> **Records for this task**:

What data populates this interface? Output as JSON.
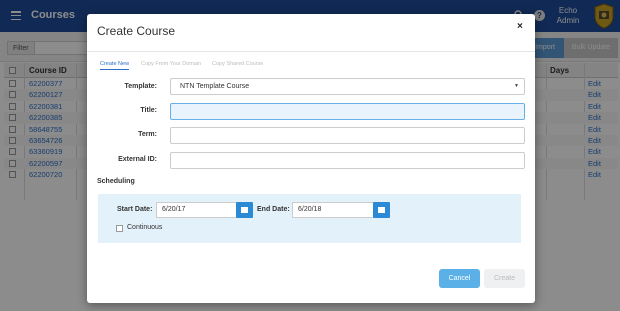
{
  "app": {
    "title": "Courses",
    "user_line1": "Echo",
    "user_line2": "Admin"
  },
  "toolbar": {
    "filter_label": "Filter",
    "import_label": "Import",
    "bulk_update_label": "Bulk Update"
  },
  "table": {
    "header_course_id": "Course ID",
    "header_days": "Days",
    "edit_label": "Edit",
    "rows": [
      "62200377",
      "62200127",
      "62200381",
      "62200385",
      "58648755",
      "63654726",
      "63360919",
      "62200597",
      "62200720"
    ]
  },
  "modal": {
    "title": "Create Course",
    "close": "×",
    "tabs": [
      "Create New",
      "Copy From Your Domain",
      "Copy Shared Course"
    ],
    "template_label": "Template:",
    "template_value": "NTN Template Course",
    "title_label": "Title:",
    "title_value": "",
    "term_label": "Term:",
    "term_value": "",
    "external_id_label": "External ID:",
    "external_id_value": "",
    "scheduling_label": "Scheduling",
    "start_date_label": "Start Date:",
    "start_date_value": "6/20/17",
    "end_date_label": "End Date:",
    "end_date_value": "6/20/18",
    "continuous_label": "Continuous",
    "cancel_label": "Cancel",
    "create_label": "Create"
  },
  "colors": {
    "topbar": "#1f4e9c",
    "accent": "#2a8ad6",
    "cancel_button": "#5bb0e8"
  }
}
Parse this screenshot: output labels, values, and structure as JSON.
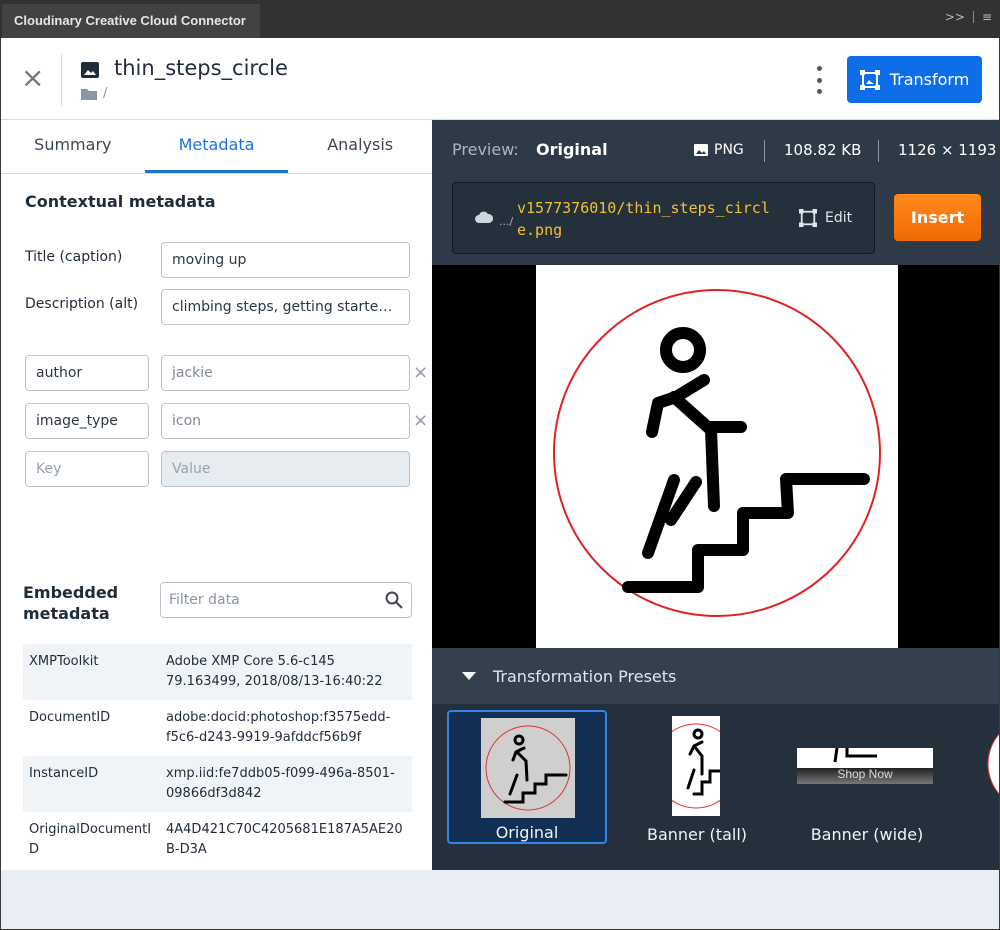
{
  "panel": {
    "title": "Cloudinary Creative Cloud Connector",
    "controls": ">>"
  },
  "header": {
    "asset_name": "thin_steps_circle",
    "folder_path": "/",
    "transform_label": "Transform"
  },
  "tabs": [
    {
      "label": "Summary"
    },
    {
      "label": "Metadata"
    },
    {
      "label": "Analysis"
    }
  ],
  "contextual": {
    "title": "Contextual metadata",
    "fields": [
      {
        "label": "Title (caption)",
        "value": "moving up"
      },
      {
        "label": "Description (alt)",
        "value": "climbing steps, getting started, i..."
      }
    ],
    "custom": [
      {
        "key": "author",
        "value": "jackie"
      },
      {
        "key": "image_type",
        "value": "icon"
      }
    ],
    "key_placeholder": "Key",
    "value_placeholder": "Value"
  },
  "embedded": {
    "title_line1": "Embedded",
    "title_line2": "metadata",
    "filter_placeholder": "Filter data",
    "rows": [
      {
        "key": "XMPToolkit",
        "value": "Adobe XMP Core 5.6-c145 79.163499, 2018/08/13-16:40:22"
      },
      {
        "key": "DocumentID",
        "value": "adobe:docid:photoshop:f3575edd-f5c6-d243-9919-9afddcf56b9f"
      },
      {
        "key": "InstanceID",
        "value": "xmp.iid:fe7ddb05-f099-496a-8501-09866df3d842"
      },
      {
        "key": "OriginalDocumentID",
        "value": "4A4D421C70C4205681E187A5AE20B-D3A"
      }
    ]
  },
  "preview": {
    "label": "Preview:",
    "mode": "Original",
    "format": "PNG",
    "size": "108.82 KB",
    "dimensions": "1126 × 1193",
    "url_prefix": ".../",
    "url": "v1577376010/thin_steps_circle.png",
    "edit_label": "Edit",
    "insert_label": "Insert"
  },
  "presets": {
    "title": "Transformation Presets",
    "items": [
      {
        "name": "Original",
        "selected": true
      },
      {
        "name": "Banner (tall)",
        "selected": false
      },
      {
        "name": "Banner (wide)",
        "selected": false
      }
    ],
    "banner_text": "Shop Now"
  },
  "colors": {
    "accent": "#0d6ee8",
    "insert": "#f47a0f",
    "url": "#f2c12e",
    "circle": "#e22222",
    "dark_pane": "#2e3a48"
  }
}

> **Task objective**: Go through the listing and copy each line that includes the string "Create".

> **Answer space**:
    "title": "Create Course",
      "Create New",
    "create_label": "Create"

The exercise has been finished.